Originally appeared in Real Estate Weekly on 8/8/18.
No matter where you live, work or play, at some point a real estate decision was made. Whether it was the amenity level of your apartment building or the precise location of your office, real estate has direct influence over almost every aspect of our lives.
Unfortunately, for such an influential and important topic, many real estate companies’ public relations strategies begin and end with reporting transactional or company information.
Although this information is important, a strategy built solely around its dissemination can mean that you are missing valuable opportunities to participate in a constantly evolving global conversation with direct impacts on your business’ bottom line.
People have a variety of questions that often have roots in macroeconomics and real estate. Why are homes so expensive? Why did my company suddenly decide to relocate? Why are industrial buildings seeming to appear out of thin air?
Just like they might do for finding information about their favorite sports team or restaurant reviews, people are looking for trusted sources to provide them with answers to their real estate questions.
Often those providing the answers will be viewed as more effective professionals and might be the first person to get a call when it comes time to make a real estate business decision.
Because of the importance of these conversations, your firm’s long-term media relations strategy should focus on not just releasing news but becoming this trusted source on the topics most important to your business.
Or, as we say, an authority. But how do you begin to give your media relations strategy a revamp? All it takes is a little media relations CPR.
Cohesive – Your strategy must be cohesive and in line with your company’s overall areas of expertise and business goals. If you are a residential real estate brokerage it does not make sense to be commenting on industrial real estate property prices.
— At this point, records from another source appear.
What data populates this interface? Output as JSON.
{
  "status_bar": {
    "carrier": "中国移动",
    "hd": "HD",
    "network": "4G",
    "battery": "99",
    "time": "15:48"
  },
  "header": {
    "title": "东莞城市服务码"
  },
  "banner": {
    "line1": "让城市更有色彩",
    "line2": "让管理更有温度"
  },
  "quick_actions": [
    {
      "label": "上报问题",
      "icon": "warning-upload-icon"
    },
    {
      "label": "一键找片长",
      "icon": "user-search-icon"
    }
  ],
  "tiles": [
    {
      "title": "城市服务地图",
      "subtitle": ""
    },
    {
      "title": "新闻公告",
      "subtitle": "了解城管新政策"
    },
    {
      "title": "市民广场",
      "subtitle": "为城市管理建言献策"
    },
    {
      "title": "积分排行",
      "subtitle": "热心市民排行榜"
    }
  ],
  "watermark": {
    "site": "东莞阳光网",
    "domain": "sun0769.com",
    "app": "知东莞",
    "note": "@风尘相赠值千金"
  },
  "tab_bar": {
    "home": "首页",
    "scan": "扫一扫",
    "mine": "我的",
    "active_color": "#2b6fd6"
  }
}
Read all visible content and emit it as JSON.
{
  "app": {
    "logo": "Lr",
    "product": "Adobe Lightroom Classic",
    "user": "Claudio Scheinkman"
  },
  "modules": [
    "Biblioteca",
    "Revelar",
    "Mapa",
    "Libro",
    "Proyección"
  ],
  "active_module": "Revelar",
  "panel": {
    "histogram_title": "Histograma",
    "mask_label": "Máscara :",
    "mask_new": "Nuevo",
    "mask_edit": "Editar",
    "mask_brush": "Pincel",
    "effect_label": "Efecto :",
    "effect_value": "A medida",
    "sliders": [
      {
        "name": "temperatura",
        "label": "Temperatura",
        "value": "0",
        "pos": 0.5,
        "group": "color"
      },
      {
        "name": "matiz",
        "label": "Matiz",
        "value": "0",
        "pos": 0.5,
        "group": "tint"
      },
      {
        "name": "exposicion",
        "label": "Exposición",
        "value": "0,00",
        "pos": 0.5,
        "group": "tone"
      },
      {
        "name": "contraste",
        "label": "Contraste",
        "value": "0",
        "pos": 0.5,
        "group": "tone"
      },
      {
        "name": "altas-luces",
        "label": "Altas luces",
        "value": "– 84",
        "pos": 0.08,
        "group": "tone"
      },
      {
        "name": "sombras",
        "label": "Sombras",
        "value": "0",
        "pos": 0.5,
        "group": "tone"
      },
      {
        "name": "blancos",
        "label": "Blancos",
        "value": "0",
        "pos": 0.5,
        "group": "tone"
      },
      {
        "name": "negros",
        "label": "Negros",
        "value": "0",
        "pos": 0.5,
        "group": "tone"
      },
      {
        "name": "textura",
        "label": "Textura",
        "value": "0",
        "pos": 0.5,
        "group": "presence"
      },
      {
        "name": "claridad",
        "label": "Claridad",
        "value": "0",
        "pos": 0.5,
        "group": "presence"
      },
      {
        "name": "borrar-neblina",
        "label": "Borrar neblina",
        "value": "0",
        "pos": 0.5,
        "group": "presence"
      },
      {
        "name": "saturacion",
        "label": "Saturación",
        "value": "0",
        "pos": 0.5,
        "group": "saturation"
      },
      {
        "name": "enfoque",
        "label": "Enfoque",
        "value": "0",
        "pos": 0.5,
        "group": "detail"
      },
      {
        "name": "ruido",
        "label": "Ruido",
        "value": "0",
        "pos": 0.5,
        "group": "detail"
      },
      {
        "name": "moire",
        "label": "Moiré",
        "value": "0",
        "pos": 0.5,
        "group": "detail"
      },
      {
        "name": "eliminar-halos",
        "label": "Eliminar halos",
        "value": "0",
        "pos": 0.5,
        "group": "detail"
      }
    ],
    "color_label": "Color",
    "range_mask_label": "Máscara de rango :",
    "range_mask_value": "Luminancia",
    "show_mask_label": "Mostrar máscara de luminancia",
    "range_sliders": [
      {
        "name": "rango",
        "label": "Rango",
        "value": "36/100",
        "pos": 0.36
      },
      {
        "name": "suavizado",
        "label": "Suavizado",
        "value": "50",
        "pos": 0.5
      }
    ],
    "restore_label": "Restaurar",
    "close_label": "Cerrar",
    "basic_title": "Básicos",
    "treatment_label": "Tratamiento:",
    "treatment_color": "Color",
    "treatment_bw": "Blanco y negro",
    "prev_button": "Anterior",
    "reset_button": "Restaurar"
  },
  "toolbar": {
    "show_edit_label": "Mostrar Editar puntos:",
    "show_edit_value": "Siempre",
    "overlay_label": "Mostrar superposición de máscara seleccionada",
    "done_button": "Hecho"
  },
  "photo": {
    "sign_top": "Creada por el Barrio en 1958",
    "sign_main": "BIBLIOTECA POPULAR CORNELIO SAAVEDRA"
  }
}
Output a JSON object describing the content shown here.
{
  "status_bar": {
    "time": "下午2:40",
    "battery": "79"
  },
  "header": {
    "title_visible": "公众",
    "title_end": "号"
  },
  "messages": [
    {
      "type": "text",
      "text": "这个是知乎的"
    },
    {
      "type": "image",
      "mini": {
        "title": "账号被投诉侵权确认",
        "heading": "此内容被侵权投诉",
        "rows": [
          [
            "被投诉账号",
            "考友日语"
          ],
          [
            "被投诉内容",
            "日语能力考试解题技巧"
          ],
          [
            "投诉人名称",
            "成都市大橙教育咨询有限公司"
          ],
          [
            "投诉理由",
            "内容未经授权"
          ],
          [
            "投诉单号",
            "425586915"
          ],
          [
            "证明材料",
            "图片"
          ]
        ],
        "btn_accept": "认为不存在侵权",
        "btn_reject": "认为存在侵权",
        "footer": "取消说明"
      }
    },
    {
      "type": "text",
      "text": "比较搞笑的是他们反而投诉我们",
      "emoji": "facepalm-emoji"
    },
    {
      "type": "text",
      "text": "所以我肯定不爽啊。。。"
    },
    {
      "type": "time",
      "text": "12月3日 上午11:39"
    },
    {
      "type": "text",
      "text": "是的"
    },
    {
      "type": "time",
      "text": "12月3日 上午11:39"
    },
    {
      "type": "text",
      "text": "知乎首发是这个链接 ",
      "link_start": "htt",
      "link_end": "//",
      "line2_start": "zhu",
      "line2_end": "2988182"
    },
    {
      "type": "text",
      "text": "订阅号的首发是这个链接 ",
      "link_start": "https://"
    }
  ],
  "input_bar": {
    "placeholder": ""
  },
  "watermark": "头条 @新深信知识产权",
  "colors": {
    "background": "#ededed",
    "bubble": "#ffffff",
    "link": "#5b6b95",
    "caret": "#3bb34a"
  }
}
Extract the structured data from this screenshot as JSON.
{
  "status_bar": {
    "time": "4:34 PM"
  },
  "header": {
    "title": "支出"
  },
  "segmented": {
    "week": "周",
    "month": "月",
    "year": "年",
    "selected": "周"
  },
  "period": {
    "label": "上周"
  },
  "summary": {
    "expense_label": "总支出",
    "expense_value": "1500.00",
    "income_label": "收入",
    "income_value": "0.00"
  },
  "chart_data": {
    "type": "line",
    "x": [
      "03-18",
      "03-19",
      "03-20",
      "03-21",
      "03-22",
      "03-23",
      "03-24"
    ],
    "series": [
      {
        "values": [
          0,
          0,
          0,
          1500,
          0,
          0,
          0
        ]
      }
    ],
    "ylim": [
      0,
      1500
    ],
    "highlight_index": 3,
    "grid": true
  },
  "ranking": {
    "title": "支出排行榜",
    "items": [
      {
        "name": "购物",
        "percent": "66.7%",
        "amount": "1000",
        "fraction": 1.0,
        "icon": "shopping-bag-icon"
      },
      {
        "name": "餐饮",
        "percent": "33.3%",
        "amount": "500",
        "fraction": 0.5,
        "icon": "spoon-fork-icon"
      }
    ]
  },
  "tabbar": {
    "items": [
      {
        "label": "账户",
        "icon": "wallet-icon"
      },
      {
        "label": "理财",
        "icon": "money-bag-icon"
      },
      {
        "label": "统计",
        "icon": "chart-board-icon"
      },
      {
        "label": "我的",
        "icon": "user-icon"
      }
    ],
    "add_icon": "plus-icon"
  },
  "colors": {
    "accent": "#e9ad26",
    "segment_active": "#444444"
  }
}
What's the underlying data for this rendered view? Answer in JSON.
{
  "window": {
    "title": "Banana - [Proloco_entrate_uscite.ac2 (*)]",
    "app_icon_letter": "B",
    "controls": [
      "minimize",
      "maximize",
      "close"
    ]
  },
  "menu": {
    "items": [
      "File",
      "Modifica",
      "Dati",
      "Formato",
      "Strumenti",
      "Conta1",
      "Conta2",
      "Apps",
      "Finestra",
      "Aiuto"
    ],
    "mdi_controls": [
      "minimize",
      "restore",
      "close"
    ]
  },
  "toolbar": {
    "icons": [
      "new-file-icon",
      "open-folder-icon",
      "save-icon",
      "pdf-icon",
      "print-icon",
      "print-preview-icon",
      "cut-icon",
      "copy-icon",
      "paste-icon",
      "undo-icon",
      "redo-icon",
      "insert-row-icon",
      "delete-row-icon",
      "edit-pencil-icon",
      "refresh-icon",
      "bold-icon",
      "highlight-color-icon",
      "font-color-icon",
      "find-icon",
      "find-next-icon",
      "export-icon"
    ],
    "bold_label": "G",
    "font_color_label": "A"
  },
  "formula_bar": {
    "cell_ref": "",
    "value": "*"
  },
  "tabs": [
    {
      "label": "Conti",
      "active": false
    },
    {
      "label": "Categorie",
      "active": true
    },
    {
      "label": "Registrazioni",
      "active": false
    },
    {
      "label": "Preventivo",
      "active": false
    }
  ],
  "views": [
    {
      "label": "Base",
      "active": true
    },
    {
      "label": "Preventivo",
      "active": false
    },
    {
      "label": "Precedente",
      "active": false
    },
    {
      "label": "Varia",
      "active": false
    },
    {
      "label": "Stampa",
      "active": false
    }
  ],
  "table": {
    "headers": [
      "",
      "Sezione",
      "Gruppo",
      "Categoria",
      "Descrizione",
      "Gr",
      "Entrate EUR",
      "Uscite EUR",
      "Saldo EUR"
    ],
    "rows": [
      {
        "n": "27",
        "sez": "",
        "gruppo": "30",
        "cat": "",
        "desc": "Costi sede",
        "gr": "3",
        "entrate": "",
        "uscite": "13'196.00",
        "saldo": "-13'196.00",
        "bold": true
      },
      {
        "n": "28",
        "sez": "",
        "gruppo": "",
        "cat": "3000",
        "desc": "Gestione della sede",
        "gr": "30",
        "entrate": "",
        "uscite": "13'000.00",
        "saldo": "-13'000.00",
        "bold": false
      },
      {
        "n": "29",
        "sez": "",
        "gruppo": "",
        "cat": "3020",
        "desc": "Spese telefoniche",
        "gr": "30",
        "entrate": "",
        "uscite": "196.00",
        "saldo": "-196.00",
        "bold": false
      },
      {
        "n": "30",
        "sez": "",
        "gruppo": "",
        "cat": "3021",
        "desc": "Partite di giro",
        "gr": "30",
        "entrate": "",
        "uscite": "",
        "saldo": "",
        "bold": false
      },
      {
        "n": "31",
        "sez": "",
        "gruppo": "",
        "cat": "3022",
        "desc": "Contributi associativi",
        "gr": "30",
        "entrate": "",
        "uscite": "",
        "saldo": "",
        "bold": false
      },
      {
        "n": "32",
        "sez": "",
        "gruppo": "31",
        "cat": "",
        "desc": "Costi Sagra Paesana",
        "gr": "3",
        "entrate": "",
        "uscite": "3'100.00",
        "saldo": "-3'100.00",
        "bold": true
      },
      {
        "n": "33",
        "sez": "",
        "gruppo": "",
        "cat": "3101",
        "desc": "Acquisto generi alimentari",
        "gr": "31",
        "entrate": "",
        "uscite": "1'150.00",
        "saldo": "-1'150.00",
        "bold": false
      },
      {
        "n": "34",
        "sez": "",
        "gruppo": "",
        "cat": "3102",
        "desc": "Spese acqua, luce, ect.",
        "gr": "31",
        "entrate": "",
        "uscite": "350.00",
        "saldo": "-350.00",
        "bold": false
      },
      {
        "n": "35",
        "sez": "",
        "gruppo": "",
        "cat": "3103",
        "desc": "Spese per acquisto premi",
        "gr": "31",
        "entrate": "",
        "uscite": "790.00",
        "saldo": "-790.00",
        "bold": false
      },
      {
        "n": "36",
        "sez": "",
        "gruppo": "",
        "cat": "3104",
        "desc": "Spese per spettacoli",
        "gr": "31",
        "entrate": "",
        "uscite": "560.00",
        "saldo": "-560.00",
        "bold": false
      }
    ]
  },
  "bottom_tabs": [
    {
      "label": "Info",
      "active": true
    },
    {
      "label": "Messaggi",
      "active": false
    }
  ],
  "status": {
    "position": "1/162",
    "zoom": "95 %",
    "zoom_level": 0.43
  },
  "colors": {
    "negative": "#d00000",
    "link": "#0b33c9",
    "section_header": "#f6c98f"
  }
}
Develop a list of what your firm does well and who at the firm does those things well, and use that as a framework.
Additionally, each piece of information put into the public must adhere to a cohesive brand identity. It helps to have a standard set of messaging that you can use to unify your brand and ensure that when people think of your company they are able to quickly know what you do best and who at your company does it.
Proactive – Many of these media opportunities can be secured through being proactive and determining who the most important journalists are in your industry and what their beats are. A quick introduction to your business and areas of expertise can often go a long way.
Also, if you want to participate in a conversation, find out which journalists are leading that conversation and let them know that you have experts who can participate.
Journalists are busy, and it helps to provide them with sources they can call upon in the future even if they do not have an immediate need.
Reactive – However closely you decide to follow the top two points, there will be news and stories that surprise you or appear without warning. In real estate these might be a large macroeconomic development, an unexpected corporate announcement or another type of seemingly random news.
It is important that you are continually monitoring the news and looking for ways to inject yourself into relevant stories, particularly if you can lend further insight to a breaking news story.
Often, these breaking stories start with basic information and grow into larger stories over a period of a few hours or days. This is another reason why the development of a cohesive brand identity and identification of spokespeople prior to news breaking helps considerably.
You will be ready to respond immediately and get your company’s experts in front of a captivated audience, ahead of your competition.
The unifying element in each of these elements is the common goal of securing brand authority.
Many in the real estate industry read a wide variety of publications that inform their decision making and strategic goals.
As your company and its employees are featured more often in stories in these publications, and providing useful information, potential customers will soon begin to see your firm less as a name they’ve heard and more as an expert in a topic in which they have a business interest.